- We know how to speak truth to power. It’s easy to see how lawyers embrace adversarial processes in their work, but researchers do, too. You often need a certain level of topical or methodological sophistication to see it, but there is plenty of shade thrown even in academic journal articles. The power dynamics within universities can be noxious sometimes, of course, but compared to other sectors, academic researchers have great latitude and incentive to take established authority figures and knowledge paradigms to task. Intellectual fearlessness is part of the soul of the research profession.
- We see through BS. Researchers are trained to cut right through it, but with evidence over ideology. Effective advocates know that when truth is on their side, eventually they will win. While ideology can keep us from looking in the right places for truth, it’s also important to recognize that political ideologies are dynamic forces that shape and adjust over time in response to a variety of factors, including new truths. We don’t have to reject political ideology to pursue truth, but we do have to be willing to advocate for ideological change in response to it.
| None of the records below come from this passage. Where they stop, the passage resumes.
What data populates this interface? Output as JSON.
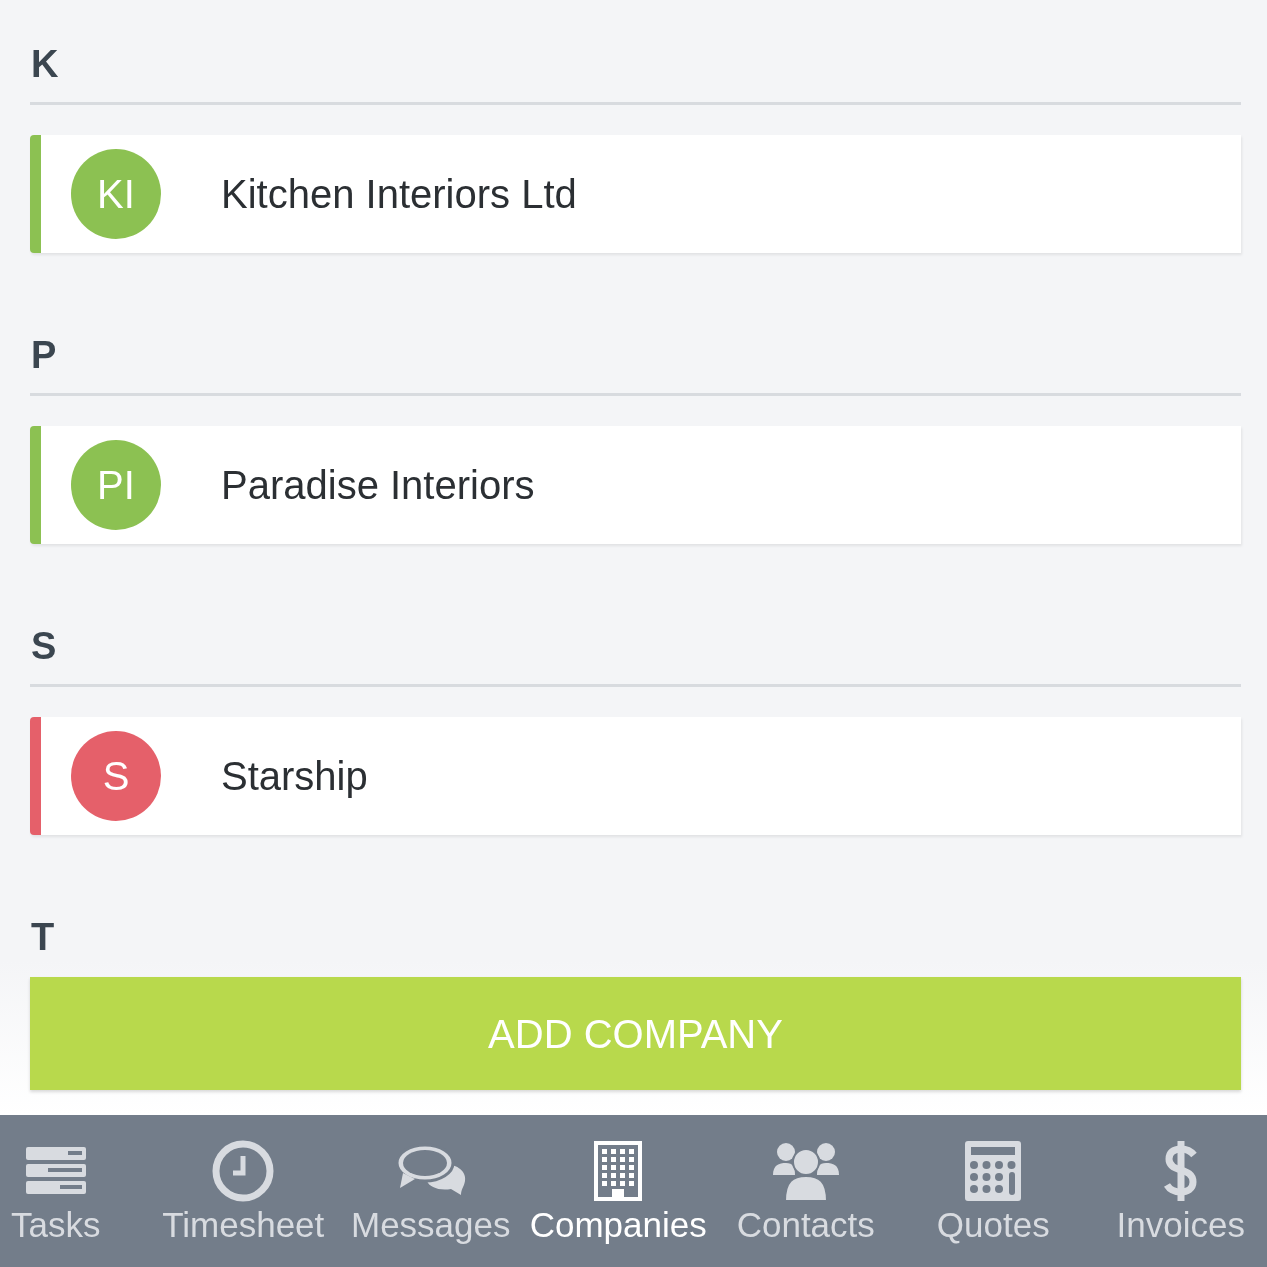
{
  "sections": [
    {
      "letter": "K",
      "items": [
        {
          "initials": "KI",
          "name": "Kitchen Interiors Ltd",
          "color": "#8cc152"
        }
      ]
    },
    {
      "letter": "P",
      "items": [
        {
          "initials": "PI",
          "name": "Paradise Interiors",
          "color": "#8cc152"
        }
      ]
    },
    {
      "letter": "S",
      "items": [
        {
          "initials": "S",
          "name": "Starship",
          "color": "#e5606a"
        }
      ]
    },
    {
      "letter": "T"
    }
  ],
  "add_button": "ADD COMPANY",
  "tabs": [
    {
      "label": "Tasks",
      "selected": false
    },
    {
      "label": "Timesheet",
      "selected": false
    },
    {
      "label": "Messages",
      "selected": false
    },
    {
      "label": "Companies",
      "selected": true
    },
    {
      "label": "Contacts",
      "selected": false
    },
    {
      "label": "Quotes",
      "selected": false
    },
    {
      "label": "Invoices",
      "selected": false
    }
  ]
}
These five points represent, of course, the positives. Just as there are many reasons why researchers can be great advocates, there are plenty of reasons why they can be lousy advocates. Below are five to consider, though I’m not going to expound on them in this article.
- Some of us have inadequate interpersonal skills to be effective advocates.
- Some of us struggle to distinguish what is intrinsically right and good, from what can be known through scientific method.
- Some of us have a political tin ear.
- Some of us lack the skills to communicate effectively with non-researcher audiences.
- Some of us fail to appreciate how scientific evidence and cultural values intersect in nuanced, complex ways that can and should be prioritized within democratic policymaking.
Happy researching, and happy advocating! You can indeed do both.